Defining the inherent stability of degenerative spondylolisthesis: a systematic review

J Neurosurg Spine. 2015 Aug;23(2):178-89. doi: 10.3171/2014.11.SPINE1426. Epub 2015 May 15.

Abstract

OBJECT A range of surgical options exists for the treatment of degenerative lumbar spondylolisthesis (DLS). The chosen technique inherently depends on the stability of the DLS. Despite a substantial body of literature dedicated to the outcome analysis of numerous DLS procedures, no consensus has been reached on defining or classifying the disorder with respect to stability or the role that instability should play in a treatment algorithm. The purpose of this study was to define grades of stability and to develop a guide for deciding on the optimal approach in surgically managing patients with DLS. METHODS The authors conducted a qualitative systematic review of clinical or biomechanical analyses evaluating the stability of and surgical outcomes for DLS for the period from 1990 to 2013. Research focused on nondegenerative forms of spondylolisthesis or spinal stenosis without associated DLS was excluded. The primary extracted results were clinical and radiographic parameters indicative of DLS instability. RESULTS The following preoperative parameters are predictors of stability in DLS: restabilization signs (disc height loss, osteophyte formation, vertebral endplate sclerosis, and ligament ossification), no disc angle change or less than 3 mm of translation on dynamic radiographs, and the absence of low-back pain. The validity and magnitude of each parameter's contribution can only be determined through appropriately powered prospective evaluation in the future. Identifying these parameters has allowed for the creation of a preliminary DLS instability classification (DSIC) scheme based on the preoperative assessment of DLS stability. CONCLUSIONS Spinal stability is an important factor to consider in the evaluation and treatment of patients with DLS. Qualitative assessment of the best available evidence revealed clinical and radiographic parameters for the creation of the DSIC, a decision aid to help surgeons develop a method of preoperative evaluation to better stratify DLS treatment options.
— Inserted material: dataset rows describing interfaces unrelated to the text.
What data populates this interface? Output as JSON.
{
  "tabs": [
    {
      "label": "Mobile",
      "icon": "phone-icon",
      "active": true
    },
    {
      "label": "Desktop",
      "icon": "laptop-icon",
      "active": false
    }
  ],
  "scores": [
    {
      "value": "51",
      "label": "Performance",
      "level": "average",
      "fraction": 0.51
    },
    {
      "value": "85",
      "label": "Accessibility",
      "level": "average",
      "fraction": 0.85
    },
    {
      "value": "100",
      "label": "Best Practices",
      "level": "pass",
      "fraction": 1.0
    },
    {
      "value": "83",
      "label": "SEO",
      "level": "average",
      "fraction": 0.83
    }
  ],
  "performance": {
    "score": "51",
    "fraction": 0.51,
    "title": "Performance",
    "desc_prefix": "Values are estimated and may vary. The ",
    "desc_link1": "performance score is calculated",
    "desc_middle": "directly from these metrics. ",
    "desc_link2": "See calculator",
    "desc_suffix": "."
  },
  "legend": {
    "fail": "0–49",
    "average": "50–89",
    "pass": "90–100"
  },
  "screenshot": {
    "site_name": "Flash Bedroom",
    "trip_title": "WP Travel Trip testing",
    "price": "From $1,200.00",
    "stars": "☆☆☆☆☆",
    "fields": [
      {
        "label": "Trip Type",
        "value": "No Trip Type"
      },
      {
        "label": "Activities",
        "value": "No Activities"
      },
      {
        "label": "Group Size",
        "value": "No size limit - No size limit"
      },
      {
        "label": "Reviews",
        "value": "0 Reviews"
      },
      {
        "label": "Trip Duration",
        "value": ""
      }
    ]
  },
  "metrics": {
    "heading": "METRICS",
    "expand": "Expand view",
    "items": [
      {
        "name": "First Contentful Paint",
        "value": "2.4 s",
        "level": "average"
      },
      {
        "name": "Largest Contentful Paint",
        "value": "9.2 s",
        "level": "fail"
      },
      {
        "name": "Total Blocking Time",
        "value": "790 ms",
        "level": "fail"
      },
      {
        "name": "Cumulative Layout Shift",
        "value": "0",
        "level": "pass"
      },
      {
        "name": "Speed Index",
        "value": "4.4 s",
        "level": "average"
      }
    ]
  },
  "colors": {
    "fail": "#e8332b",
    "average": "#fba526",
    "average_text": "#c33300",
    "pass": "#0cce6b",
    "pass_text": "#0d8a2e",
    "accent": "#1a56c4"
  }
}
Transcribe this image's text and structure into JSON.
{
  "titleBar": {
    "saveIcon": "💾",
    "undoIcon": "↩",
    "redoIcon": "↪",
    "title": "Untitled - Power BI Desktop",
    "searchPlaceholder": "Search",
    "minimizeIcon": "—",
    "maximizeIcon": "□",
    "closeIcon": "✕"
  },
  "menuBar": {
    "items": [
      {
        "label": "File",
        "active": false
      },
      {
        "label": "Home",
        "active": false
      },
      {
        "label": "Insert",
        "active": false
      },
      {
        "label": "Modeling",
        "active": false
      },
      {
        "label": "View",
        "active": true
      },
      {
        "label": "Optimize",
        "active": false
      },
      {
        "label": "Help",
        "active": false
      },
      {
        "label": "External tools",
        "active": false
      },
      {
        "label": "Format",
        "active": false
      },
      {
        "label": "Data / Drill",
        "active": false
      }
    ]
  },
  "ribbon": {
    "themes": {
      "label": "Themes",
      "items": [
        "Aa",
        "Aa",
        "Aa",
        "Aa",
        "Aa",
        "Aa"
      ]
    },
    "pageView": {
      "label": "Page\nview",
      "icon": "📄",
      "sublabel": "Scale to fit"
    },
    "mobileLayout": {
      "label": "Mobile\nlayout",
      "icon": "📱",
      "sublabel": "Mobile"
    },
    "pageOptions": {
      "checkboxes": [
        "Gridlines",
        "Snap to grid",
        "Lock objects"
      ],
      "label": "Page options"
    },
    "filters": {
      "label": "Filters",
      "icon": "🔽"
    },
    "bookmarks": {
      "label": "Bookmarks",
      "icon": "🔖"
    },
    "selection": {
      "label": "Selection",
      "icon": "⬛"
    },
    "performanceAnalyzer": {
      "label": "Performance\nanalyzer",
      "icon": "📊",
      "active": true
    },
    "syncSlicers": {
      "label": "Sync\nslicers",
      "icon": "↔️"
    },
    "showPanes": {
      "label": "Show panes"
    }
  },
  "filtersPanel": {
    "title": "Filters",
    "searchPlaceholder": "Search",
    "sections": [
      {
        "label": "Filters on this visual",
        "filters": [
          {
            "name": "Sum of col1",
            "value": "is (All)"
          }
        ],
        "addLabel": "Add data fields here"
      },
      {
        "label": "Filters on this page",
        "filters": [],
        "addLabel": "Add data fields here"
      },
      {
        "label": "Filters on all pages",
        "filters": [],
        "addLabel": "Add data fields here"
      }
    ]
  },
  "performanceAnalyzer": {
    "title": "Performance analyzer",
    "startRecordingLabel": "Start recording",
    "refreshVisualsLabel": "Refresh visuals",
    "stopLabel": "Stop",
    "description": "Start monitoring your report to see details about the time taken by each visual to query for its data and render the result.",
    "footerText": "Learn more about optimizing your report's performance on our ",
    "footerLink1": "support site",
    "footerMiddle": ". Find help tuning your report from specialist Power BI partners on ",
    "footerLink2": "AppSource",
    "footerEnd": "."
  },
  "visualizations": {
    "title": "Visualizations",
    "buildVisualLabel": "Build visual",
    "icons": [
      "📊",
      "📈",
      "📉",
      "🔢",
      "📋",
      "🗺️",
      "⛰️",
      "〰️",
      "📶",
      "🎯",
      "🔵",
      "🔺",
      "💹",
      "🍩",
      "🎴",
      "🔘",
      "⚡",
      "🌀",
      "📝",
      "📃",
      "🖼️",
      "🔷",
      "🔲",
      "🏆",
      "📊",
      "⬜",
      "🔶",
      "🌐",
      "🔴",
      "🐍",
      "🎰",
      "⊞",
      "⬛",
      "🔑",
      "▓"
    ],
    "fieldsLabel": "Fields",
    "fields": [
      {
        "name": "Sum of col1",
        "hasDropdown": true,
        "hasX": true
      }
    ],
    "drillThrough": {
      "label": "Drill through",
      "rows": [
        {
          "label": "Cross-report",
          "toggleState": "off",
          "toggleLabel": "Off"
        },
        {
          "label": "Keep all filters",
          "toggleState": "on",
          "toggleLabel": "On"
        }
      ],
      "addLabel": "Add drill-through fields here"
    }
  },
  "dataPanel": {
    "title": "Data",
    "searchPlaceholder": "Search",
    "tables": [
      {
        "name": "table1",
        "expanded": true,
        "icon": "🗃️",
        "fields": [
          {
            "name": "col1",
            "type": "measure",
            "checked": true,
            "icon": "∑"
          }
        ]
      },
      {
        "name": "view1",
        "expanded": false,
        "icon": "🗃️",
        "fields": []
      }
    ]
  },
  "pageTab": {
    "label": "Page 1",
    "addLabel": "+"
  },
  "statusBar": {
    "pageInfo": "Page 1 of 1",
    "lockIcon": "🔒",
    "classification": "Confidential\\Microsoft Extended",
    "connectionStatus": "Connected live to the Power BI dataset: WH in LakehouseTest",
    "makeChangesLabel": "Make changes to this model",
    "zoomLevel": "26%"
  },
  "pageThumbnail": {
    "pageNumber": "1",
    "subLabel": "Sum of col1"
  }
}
Keywords: DLS = degenerative lumbar spondylolisthesis; DSIC = degenerative spondylolisthesis instability classification; MeSH = Medical Subject Headings; degenerative lumbar spondylolisthesis; qualitative systematic review; restabilization; stability; surgical technique.

Publication types

  • Review
  • Systematic Review

MeSH terms

  • Decompression, Surgical / methods
  • Humans
  • Joint Instability / surgery*
  • Lumbar Vertebrae / surgery*
  • Lumbosacral Region / surgery*
  • Spinal Stenosis / surgery*
  • Spondylolisthesis / surgery*